What you have to do = Tally how many lines in the data below include "grin", then please reply with only that figure.

——

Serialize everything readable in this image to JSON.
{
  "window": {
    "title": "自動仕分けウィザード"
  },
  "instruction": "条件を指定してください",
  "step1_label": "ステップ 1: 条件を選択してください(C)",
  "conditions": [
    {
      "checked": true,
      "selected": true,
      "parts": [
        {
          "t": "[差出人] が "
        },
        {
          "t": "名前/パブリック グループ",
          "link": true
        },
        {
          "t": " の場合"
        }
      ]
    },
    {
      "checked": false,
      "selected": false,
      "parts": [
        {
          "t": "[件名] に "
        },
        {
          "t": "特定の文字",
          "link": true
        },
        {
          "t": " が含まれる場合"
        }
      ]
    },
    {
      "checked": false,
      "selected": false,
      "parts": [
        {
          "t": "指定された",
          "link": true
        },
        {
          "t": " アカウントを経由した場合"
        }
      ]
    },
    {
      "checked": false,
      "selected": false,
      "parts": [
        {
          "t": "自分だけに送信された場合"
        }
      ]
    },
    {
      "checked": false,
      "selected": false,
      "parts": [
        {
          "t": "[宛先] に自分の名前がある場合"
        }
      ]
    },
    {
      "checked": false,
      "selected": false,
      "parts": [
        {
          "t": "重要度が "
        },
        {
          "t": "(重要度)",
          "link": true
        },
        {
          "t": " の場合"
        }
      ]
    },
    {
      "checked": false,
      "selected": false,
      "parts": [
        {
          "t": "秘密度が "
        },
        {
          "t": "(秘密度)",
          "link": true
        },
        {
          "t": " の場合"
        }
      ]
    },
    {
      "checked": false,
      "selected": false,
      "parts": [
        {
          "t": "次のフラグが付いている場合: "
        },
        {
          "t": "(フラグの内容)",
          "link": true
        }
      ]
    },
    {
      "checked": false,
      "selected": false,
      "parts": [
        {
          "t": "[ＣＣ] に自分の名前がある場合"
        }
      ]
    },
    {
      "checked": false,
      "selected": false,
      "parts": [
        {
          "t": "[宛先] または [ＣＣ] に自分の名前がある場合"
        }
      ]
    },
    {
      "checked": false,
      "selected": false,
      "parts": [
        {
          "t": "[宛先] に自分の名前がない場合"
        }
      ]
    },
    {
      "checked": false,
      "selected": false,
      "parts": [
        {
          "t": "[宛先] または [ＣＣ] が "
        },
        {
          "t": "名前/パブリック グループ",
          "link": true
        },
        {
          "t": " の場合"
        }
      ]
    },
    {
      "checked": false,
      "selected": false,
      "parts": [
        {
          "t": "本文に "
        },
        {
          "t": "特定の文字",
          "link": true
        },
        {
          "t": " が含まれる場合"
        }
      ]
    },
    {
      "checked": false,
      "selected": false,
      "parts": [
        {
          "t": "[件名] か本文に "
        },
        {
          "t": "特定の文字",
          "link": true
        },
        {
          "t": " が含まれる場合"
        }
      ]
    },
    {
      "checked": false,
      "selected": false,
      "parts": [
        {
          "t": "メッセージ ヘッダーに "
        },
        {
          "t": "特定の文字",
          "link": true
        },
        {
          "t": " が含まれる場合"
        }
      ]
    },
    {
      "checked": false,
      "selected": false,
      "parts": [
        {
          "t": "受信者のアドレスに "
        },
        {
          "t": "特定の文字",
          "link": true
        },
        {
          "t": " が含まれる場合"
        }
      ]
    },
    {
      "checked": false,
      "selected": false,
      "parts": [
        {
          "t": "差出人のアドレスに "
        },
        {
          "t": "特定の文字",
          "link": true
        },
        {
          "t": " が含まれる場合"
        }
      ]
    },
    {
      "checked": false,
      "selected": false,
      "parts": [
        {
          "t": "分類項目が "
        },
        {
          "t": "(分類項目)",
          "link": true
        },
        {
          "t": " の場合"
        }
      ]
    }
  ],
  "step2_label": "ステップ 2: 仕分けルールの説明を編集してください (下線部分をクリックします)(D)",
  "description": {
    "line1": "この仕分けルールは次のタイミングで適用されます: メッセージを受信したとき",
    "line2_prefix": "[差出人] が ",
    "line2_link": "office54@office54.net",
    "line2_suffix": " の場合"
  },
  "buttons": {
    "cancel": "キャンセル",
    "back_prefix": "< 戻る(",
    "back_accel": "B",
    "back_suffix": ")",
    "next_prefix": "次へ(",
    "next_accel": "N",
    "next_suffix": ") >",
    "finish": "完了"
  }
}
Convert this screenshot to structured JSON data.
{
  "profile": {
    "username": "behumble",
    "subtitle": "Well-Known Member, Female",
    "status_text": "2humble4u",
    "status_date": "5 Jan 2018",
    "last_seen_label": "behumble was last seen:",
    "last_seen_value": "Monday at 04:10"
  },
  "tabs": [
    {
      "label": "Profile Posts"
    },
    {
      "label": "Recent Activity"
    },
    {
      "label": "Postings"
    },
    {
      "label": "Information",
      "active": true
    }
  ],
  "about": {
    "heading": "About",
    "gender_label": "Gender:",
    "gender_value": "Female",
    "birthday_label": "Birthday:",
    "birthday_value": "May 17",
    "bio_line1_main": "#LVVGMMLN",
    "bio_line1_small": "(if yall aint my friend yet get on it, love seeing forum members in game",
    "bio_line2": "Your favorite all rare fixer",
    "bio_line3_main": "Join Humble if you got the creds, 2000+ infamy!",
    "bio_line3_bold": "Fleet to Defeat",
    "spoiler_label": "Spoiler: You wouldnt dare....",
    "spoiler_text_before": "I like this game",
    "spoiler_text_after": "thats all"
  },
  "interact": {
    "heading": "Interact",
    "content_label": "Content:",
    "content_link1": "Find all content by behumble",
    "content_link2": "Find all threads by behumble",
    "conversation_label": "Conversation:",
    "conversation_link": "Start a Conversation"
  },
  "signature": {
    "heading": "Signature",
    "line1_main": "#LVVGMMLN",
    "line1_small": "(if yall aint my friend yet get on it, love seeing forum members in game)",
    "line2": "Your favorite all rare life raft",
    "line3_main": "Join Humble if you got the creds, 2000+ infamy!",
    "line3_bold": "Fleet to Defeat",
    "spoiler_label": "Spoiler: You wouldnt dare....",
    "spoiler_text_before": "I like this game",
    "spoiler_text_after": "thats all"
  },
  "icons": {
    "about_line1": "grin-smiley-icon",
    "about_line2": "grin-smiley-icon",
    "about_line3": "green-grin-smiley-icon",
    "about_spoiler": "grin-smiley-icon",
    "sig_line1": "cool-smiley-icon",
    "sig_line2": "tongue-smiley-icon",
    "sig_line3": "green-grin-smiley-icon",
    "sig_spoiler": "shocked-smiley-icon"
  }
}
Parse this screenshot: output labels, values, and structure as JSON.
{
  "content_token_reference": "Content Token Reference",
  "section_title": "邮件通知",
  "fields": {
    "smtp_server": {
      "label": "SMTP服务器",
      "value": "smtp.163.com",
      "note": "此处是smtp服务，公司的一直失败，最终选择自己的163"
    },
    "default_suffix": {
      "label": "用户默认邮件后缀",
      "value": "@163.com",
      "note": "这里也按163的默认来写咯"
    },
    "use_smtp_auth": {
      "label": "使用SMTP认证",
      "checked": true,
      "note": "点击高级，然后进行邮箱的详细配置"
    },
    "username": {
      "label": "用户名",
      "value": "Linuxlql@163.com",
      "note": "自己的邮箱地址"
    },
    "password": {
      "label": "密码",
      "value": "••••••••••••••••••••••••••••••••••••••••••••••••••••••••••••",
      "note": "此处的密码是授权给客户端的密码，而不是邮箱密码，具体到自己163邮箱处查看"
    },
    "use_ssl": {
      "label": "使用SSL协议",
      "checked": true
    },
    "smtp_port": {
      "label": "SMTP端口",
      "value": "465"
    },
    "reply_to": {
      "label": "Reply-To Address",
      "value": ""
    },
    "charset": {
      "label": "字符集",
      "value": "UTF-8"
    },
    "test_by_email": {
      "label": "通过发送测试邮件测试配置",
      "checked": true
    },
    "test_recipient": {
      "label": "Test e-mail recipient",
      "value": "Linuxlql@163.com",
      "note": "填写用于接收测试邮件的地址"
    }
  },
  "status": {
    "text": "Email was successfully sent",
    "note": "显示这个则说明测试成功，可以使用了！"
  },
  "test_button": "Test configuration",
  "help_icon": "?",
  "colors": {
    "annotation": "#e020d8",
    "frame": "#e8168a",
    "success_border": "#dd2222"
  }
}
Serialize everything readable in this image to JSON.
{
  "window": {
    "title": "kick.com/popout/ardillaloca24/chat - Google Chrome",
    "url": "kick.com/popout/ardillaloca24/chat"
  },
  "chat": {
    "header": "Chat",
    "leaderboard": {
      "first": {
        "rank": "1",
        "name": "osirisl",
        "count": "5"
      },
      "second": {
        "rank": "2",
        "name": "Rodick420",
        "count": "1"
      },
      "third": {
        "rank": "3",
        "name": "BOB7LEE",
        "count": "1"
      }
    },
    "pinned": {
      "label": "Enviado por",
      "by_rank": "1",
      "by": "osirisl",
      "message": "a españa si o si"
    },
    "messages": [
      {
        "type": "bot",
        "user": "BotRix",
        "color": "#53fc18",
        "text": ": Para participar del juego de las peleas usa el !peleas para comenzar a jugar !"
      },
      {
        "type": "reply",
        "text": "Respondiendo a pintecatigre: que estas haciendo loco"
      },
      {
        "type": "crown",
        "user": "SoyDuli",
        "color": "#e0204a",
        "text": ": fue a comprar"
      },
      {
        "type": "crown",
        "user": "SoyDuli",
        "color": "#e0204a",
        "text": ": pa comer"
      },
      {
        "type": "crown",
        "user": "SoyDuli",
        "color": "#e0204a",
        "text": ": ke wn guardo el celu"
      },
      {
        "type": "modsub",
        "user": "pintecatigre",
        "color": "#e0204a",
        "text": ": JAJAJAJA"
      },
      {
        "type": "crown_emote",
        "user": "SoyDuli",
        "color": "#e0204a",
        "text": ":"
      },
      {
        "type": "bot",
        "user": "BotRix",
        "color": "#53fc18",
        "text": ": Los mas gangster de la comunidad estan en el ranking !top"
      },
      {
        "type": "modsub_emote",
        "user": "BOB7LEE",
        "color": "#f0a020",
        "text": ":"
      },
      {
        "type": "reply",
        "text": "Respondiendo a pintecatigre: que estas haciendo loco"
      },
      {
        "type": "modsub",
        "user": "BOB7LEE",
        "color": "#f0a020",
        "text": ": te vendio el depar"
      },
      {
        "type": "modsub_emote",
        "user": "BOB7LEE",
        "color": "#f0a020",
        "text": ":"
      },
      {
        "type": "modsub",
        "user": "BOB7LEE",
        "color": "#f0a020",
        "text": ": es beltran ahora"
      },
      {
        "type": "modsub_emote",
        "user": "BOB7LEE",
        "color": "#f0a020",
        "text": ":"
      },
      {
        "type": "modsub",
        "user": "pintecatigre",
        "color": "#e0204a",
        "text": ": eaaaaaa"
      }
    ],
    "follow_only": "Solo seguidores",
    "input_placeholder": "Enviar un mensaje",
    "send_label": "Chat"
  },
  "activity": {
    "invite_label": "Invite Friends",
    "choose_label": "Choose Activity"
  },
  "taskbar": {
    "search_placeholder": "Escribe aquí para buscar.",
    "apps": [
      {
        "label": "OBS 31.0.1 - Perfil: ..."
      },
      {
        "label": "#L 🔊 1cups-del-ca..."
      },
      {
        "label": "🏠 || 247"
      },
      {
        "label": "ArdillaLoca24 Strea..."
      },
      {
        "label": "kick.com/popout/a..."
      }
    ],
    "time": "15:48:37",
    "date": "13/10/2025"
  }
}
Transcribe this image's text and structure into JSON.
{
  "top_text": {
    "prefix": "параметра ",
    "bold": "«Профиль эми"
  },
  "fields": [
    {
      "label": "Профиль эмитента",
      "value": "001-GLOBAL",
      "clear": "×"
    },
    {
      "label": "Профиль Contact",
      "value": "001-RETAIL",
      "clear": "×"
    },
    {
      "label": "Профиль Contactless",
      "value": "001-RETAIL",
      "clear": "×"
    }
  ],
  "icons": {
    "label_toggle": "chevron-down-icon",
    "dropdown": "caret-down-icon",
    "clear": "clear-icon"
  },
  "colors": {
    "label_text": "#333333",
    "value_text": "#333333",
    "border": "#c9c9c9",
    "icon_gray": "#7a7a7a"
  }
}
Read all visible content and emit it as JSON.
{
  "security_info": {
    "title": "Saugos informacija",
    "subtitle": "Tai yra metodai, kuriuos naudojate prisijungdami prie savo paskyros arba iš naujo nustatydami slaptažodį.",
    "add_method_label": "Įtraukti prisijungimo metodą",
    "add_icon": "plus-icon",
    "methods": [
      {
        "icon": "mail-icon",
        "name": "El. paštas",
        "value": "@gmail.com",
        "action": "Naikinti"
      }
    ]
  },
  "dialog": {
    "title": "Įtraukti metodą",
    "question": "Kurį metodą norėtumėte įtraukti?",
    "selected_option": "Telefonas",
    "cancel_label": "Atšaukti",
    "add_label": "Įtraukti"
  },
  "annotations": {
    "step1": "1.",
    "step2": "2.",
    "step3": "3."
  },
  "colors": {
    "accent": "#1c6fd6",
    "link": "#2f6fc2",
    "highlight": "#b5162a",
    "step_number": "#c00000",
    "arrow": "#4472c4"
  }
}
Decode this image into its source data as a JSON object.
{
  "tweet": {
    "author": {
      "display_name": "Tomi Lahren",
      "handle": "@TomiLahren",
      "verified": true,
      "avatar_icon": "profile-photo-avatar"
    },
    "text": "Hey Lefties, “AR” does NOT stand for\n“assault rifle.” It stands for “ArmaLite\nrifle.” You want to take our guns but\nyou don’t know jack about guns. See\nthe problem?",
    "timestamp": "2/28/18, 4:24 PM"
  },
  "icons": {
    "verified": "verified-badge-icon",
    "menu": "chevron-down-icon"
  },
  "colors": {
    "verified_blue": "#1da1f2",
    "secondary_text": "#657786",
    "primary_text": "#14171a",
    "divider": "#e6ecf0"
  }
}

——

Your solution = 5